After a spinal cord injury, unfortunately many people will not be able to return to full-time work. This means that financial support is extremely important - not just during the rehabilitation process, but afterwards as well - to ensure you and your family are financially comfortable for the rest of your lives.
But who pays for treatment?
Spinal cord injury claims can help you to pay for treatment and rehabilitation, as well as providing financial stability in the long-term. While many people believe that the overall settlement amount is the most important factor in a claim, interim payments are essential in helping you access essential funds early on when you need them most.
At CFG Law, we also have an emergency fund that can be used in some cases, to help our clients to access the financial help they need by paying for the treatment ourselves. This ensure ours clients have the best possible rehabilitation support to help them to accomplish their short and long-term goals and achieve their best outcome.
We pull together with you and your family to understand what your most crucial needs and concerns are, to help you get your life back on track. This can include helping you with emergency funding, access to treatment and rehabilitation, and providing support for the whole family.
We build a team around you and your family, choosing solicitors with specialist expertise in spinal cord injuries. As well as providing expert legal advice, one of our Client Support Managers will also work with you, providing practical support and insight into your and your family’s needs.

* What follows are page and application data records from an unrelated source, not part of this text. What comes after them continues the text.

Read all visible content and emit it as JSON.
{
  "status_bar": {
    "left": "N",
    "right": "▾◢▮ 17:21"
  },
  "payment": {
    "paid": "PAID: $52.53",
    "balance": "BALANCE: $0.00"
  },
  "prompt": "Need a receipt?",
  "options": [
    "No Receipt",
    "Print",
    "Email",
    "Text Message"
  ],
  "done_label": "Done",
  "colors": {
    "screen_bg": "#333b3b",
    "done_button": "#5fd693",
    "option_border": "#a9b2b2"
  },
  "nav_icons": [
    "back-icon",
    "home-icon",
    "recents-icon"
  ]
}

To ensure you have the support you deserve, our solicitors work with fewer clients than is typical in the legal industry, meaning they have the time to get to know you and your family. This means we can work intensively and proactively on your claim, resulting in full compensation for your injuries and the best possible outcome for you, without unnecessary delay.
There are a wide range of excellent charities and organisations in the UK who provide support and information after you or a family member has suffered a spinal cord injury.
The Spinal Injuries Association supports anyone who has been affected by spinal cord injury, and they work to enable people to live a fulfilled life after injury.
Back Up inspires people affected by spinal cord injury to get the most out of life with a range of community activities.
Aspire provides practical help to people with spinal cord injuries throughout their rehabilitation, helping them to achieve independent lives.
SPIRIT is an international spinal injuries charity working to improve the treatment and care for people with spinal cord injuries.
ASSIST Trauma Care employs experienced therapists trained to work with Post Traumatic Stress Disorder (PTSD).
Mind offers support and advice with mental health to make sure nobody has to face mental health problems alone.
Spinal Research is the UK’s leading charity funding medical research around the world to develop reliable treatments for paralysis caused by a broken back or neck
Regain improves the independence of all British men and women who have become tetraplegic as a result of a sports or leisure injury.
We have a range of informative content from our expert solicitors and healthcare professionals, as well as real-life practical advice from people who have been through serious injuries themselves.
Lauren Doherty | 07 Dec 2020
In this article, Lauren talks about the break up of her relationship and attempting to date again after a spinal cord injury.
Lauren Doherty | 21 Oct 2020
In this article, Lauren shares her answers to some of the questions clients ask after a spinal cord injury
Lauren Doherty | 07 Oct 2020
After my RTC in 2008, pressure sores have always been a worry to me. If I develop one, it can result in weeks of pressure relief whilst it heals.
Lauren Doherty | 31 Aug 2020
So, how do you adjust to your ‘new normal’ after an accident is a question I have been asked a lot over the years.